(INFORMATION SHOWN begins)
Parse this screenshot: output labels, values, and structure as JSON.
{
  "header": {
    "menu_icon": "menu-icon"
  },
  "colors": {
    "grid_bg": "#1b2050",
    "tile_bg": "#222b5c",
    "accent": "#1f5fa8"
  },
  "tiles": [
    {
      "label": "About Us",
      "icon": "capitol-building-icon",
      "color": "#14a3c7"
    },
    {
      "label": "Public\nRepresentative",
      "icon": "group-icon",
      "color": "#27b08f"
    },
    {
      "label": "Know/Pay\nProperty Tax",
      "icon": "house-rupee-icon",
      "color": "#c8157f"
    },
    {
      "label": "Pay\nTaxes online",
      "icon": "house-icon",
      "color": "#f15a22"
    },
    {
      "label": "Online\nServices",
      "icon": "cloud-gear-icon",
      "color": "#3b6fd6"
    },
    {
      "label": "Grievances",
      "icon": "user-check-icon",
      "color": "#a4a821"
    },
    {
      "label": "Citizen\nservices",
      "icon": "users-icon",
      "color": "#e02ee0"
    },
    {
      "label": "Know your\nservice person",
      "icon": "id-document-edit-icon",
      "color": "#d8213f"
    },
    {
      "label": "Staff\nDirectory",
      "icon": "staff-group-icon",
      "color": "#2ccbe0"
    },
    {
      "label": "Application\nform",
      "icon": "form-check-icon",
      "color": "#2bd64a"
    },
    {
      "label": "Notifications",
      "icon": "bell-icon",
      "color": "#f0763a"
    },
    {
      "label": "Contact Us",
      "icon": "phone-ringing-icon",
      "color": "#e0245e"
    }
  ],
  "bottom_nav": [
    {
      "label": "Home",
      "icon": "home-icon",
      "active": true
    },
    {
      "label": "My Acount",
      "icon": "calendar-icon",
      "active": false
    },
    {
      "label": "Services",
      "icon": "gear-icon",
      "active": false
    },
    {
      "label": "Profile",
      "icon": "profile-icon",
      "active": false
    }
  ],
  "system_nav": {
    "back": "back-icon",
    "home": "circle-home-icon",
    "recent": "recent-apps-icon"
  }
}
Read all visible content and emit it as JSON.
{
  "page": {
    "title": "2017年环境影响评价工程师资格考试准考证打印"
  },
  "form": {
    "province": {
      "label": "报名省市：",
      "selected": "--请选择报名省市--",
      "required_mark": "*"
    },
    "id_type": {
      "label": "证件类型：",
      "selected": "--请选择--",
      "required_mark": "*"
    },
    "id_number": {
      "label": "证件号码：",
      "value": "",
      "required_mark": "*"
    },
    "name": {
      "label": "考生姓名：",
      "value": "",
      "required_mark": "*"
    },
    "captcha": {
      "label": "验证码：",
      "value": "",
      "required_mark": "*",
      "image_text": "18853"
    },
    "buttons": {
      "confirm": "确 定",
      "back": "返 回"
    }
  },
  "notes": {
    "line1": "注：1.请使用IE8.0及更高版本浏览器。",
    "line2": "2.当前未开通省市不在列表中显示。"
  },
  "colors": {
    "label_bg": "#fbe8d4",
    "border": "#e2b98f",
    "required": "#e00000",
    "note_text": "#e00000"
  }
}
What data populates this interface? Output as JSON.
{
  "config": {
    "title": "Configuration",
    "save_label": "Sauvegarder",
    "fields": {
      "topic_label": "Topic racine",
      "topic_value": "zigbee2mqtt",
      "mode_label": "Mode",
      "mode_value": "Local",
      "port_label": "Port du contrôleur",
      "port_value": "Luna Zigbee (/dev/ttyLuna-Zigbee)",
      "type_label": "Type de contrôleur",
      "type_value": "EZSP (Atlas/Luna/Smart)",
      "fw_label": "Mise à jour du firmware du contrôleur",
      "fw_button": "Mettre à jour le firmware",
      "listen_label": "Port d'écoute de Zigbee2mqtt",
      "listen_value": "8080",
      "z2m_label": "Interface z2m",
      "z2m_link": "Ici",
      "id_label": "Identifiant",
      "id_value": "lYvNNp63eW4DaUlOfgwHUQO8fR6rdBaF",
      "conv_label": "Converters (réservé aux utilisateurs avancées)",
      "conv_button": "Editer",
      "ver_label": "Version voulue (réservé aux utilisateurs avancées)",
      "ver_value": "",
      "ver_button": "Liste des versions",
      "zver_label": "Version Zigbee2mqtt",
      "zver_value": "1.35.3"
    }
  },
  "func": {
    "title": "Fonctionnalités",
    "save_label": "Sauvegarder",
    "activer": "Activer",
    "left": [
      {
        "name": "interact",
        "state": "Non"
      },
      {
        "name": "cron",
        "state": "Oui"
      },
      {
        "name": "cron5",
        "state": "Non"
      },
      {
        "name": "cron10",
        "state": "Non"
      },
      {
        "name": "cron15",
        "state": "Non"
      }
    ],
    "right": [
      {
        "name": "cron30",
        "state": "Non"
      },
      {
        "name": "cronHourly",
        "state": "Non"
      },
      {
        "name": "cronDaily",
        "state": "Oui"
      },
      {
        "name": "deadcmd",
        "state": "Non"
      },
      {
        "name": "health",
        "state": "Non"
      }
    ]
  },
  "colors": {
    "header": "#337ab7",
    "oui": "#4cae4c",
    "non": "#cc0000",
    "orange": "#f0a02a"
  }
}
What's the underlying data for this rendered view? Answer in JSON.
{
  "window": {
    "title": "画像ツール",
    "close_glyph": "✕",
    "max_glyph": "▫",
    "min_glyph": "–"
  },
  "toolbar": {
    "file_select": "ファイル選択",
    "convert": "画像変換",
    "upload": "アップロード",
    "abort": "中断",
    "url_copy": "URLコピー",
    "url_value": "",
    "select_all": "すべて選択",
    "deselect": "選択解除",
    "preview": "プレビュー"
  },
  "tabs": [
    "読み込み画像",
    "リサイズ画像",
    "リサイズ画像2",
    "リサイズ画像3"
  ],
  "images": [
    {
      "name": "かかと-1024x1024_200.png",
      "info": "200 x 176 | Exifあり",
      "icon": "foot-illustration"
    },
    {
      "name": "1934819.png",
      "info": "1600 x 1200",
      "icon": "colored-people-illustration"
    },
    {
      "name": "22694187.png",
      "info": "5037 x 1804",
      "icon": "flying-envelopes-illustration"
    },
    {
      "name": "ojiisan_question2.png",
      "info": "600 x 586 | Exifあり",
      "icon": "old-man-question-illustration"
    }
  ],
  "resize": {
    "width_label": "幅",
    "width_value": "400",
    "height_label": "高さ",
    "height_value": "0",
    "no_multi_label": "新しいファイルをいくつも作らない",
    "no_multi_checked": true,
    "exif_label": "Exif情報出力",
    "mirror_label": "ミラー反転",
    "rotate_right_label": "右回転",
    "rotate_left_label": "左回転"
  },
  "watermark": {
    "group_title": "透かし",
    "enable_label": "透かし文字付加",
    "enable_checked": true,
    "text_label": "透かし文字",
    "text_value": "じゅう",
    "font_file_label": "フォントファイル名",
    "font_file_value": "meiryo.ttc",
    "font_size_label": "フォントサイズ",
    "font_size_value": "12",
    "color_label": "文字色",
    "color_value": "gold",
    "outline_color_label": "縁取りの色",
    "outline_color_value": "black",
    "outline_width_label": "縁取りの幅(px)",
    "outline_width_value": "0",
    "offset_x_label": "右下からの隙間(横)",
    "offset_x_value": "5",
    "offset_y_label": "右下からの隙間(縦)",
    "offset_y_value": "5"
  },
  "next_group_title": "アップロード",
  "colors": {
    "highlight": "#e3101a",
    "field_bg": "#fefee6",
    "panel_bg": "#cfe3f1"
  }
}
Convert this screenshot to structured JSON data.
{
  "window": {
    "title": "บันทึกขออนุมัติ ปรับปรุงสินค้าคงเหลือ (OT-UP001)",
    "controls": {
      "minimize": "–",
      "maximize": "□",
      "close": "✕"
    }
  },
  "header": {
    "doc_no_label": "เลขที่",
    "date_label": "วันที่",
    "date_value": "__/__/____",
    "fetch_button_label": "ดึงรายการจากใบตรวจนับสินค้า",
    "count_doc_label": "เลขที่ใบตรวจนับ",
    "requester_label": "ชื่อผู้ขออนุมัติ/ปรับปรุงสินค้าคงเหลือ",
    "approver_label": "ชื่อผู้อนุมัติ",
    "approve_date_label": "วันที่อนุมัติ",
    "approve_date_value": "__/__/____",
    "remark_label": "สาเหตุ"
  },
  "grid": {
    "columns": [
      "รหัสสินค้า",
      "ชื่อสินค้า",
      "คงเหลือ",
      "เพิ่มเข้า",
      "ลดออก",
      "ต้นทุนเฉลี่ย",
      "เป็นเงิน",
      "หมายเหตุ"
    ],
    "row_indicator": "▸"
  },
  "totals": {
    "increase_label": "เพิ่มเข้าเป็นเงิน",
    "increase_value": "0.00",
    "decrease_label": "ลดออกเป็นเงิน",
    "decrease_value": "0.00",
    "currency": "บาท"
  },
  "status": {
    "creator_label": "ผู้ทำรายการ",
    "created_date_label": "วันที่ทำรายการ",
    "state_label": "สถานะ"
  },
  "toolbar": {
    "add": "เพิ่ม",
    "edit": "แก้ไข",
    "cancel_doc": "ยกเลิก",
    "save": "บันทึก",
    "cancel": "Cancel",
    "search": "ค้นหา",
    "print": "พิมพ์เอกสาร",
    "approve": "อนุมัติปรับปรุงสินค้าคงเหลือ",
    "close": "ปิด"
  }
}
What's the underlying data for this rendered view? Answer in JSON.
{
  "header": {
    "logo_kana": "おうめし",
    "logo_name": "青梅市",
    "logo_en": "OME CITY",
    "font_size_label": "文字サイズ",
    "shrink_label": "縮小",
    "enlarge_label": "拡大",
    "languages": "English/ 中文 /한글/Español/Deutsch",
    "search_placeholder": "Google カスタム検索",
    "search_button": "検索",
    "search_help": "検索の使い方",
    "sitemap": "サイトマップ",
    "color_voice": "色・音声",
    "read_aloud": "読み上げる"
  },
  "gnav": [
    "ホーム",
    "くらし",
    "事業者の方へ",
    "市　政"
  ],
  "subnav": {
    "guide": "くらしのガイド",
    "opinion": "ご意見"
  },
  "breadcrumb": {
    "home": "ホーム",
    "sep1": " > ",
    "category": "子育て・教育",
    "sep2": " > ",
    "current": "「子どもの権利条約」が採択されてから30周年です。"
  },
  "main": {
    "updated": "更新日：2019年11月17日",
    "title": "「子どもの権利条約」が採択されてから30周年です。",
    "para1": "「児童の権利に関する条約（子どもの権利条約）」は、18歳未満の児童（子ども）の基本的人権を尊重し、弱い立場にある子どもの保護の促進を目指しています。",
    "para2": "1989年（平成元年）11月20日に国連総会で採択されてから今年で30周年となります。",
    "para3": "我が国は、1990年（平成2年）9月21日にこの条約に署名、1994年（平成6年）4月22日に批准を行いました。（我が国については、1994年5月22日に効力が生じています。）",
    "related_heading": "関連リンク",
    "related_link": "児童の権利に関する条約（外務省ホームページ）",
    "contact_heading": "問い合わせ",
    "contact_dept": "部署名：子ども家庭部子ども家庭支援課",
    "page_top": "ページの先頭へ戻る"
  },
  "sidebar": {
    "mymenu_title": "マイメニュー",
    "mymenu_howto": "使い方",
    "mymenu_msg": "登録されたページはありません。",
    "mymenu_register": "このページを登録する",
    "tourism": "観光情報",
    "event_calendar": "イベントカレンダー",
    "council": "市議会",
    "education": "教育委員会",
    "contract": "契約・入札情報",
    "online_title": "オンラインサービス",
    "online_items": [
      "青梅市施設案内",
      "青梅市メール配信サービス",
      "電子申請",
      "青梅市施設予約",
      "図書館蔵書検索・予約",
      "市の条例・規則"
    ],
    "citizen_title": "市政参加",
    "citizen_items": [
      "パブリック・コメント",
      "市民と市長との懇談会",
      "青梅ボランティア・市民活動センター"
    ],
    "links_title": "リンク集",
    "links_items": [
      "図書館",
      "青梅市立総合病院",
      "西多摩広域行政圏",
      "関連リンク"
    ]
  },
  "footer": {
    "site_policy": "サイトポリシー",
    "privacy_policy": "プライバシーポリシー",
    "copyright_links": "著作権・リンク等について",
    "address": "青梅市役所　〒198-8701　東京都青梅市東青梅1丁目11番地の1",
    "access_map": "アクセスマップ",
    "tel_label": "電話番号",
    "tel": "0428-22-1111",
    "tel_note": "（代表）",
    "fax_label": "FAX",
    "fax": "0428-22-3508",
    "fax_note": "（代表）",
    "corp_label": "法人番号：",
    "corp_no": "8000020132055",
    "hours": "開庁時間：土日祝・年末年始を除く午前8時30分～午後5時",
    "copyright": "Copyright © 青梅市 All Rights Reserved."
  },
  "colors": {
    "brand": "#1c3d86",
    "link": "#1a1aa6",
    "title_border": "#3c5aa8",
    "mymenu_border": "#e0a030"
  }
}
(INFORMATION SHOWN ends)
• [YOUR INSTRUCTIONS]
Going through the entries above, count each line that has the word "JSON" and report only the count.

• [FINAL ANSWER]
6